Gros Morne National Park is known for its awe-inspiring scenery, languid sunsets, and heart-pounding hikes in one of Canada’s most captivating landscapes.
After you traipse through Gros Morne, you’re going to want to enjoy a great meal and a plush bed. Not to mention some of Newfoundland’s famed charm. You’ll find all of that at Neddies Harbour Inn, a beautiful boutique property with a number of just-so touches.
Neddies Harbour is in Norris Point, a community adjacent to Gros Morne, and alongside its namesake body of water. Neddies Harbour spills into the Gulf of St. Lawrence, a favourite swimming spot for whales and other sea life.
Vacay.ca team members enjoyed a visit to Neddies Harbour Inn recently that included dinner at the property’s Black Spruce restaurant. You will enjoy a range of dishes from locally sourced ingredients, including Arctic char, seafood chowder, and figgy duff, a pudding made with figs or raisins.

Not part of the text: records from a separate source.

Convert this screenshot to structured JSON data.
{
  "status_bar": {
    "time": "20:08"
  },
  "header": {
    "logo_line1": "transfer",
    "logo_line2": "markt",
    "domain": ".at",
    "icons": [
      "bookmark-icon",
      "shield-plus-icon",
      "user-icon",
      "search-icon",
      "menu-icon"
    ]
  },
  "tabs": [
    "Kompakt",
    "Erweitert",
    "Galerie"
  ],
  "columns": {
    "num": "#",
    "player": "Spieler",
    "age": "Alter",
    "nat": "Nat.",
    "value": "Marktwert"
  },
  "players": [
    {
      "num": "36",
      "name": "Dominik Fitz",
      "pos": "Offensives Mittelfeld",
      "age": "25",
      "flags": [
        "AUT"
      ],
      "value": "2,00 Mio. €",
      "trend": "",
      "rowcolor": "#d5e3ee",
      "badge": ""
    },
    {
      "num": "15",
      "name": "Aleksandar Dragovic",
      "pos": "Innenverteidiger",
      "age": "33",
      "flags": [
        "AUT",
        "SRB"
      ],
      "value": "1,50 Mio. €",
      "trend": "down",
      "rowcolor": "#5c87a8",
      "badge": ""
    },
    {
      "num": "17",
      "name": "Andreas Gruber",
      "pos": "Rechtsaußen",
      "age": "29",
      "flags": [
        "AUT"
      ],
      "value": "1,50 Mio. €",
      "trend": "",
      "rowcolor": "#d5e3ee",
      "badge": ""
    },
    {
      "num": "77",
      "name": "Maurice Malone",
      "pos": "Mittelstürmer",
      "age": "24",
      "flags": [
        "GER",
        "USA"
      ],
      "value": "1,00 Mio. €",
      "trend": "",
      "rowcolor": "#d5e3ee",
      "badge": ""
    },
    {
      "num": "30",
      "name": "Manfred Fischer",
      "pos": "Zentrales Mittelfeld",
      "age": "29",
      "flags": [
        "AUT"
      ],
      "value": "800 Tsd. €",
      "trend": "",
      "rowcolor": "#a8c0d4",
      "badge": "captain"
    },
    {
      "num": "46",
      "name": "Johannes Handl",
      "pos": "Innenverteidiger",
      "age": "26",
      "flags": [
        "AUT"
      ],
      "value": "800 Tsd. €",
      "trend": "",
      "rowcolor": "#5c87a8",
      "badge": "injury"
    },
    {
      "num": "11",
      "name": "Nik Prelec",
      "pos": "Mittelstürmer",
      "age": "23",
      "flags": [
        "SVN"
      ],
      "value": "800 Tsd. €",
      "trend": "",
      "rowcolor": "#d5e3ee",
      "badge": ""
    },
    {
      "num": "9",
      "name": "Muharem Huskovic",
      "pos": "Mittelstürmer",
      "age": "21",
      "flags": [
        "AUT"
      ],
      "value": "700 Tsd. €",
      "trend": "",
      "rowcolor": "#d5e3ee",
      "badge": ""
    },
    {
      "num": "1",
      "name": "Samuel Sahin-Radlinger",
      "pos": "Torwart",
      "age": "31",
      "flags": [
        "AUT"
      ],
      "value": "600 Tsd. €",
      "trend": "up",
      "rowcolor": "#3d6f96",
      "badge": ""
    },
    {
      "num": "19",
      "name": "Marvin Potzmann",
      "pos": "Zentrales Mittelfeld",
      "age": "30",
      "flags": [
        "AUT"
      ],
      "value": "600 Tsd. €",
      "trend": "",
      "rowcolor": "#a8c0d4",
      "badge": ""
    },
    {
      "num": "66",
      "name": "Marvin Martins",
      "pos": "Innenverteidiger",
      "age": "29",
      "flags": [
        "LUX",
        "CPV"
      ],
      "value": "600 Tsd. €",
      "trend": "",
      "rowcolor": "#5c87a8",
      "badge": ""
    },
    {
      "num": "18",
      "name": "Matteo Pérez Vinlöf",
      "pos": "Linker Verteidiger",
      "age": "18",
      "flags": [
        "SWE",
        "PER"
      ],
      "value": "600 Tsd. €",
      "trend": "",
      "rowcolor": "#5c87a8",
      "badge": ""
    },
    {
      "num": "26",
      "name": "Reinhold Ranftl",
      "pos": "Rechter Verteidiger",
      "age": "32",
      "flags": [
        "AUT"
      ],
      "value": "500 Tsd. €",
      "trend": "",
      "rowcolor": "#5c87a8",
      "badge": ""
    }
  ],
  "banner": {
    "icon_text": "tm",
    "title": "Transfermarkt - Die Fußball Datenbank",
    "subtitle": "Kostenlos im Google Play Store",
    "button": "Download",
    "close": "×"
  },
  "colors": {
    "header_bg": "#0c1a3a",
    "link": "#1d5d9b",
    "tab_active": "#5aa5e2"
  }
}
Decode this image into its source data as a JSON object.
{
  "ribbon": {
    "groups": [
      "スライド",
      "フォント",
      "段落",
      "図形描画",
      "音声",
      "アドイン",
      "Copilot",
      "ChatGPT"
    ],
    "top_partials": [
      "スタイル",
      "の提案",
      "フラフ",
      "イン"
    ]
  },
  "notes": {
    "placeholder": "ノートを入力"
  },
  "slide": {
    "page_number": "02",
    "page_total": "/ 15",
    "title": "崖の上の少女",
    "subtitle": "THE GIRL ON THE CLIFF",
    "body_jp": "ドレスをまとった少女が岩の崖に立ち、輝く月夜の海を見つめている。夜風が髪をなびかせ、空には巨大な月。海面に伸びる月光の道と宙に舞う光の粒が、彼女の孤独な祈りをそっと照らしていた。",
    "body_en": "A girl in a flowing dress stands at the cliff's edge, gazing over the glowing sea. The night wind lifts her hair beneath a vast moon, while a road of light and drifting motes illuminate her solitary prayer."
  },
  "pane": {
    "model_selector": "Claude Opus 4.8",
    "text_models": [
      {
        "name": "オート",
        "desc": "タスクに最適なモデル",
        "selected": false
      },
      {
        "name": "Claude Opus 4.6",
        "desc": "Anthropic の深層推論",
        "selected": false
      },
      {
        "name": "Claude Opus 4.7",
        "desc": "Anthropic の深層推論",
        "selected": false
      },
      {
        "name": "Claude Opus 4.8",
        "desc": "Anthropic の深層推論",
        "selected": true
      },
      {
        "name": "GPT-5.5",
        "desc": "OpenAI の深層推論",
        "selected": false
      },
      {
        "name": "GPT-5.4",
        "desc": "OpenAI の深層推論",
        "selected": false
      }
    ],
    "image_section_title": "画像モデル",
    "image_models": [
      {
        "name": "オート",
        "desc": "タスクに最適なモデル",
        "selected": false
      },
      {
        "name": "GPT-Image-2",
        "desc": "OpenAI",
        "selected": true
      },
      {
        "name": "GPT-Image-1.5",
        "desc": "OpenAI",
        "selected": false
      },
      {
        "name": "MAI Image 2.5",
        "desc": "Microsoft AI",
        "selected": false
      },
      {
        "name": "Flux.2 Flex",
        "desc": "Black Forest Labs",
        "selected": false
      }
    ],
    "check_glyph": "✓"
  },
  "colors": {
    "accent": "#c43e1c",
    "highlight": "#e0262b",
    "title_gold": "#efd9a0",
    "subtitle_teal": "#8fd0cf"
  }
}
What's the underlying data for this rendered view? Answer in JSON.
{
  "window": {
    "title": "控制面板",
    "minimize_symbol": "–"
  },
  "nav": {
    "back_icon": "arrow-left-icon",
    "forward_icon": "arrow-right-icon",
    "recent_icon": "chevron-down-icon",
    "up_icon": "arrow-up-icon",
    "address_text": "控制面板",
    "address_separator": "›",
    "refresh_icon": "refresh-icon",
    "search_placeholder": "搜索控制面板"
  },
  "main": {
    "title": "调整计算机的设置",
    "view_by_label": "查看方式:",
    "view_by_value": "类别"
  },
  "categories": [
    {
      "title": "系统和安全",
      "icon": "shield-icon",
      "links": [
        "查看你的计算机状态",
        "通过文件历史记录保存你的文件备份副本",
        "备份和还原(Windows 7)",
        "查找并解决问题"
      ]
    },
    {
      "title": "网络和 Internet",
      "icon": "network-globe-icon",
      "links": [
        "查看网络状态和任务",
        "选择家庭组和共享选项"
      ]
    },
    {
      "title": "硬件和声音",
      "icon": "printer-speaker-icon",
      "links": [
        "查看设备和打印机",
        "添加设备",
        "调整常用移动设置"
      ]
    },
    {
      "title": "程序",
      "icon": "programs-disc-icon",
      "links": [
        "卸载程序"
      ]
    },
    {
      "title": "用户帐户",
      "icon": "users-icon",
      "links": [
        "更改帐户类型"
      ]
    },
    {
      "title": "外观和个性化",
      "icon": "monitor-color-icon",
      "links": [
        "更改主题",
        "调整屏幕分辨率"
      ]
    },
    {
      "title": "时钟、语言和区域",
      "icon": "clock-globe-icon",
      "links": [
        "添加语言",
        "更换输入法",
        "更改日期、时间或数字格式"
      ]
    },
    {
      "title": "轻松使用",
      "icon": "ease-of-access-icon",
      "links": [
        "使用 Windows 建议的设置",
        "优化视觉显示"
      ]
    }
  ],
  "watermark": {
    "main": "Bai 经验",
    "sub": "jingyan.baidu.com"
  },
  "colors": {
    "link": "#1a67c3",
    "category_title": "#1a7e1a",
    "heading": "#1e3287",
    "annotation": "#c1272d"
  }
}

The Neddies Harbour Inn experience begins at $185 per night during the high season, which ends on September 15.
Vacay.ca Explores Gros Morne
Vacay.ca reader James Kessler contributed a terrific article and photographs about his experience in Gros Morne, which included a few funny moments.
Kessler writes: “I was happily slogging away, climbing and descending the muddy mountain and valley path, when, at about hour two of my hike, the trail ended abruptly at the bank of Wallace Brook. No bridge, no walkway. Just a sign informing hikers that one must ford. The river was running fast and high. I reached my hand into the water: icy cold. My options: 1) turn around and retrace my muddy steps for another two hours; 2) figure out a way to actually ford without killing myself in the process. Rather than crossing at the “official” point I searched out a narrower section, closer to where the river spilled into the Gulf of St. Lawrence. My chosen spot was a bit deeper, but I figured I would have a better shot of flinging myself at the other shore if I fell. So, hiking shoes and socks in hand, I took a deep breath and waded in.”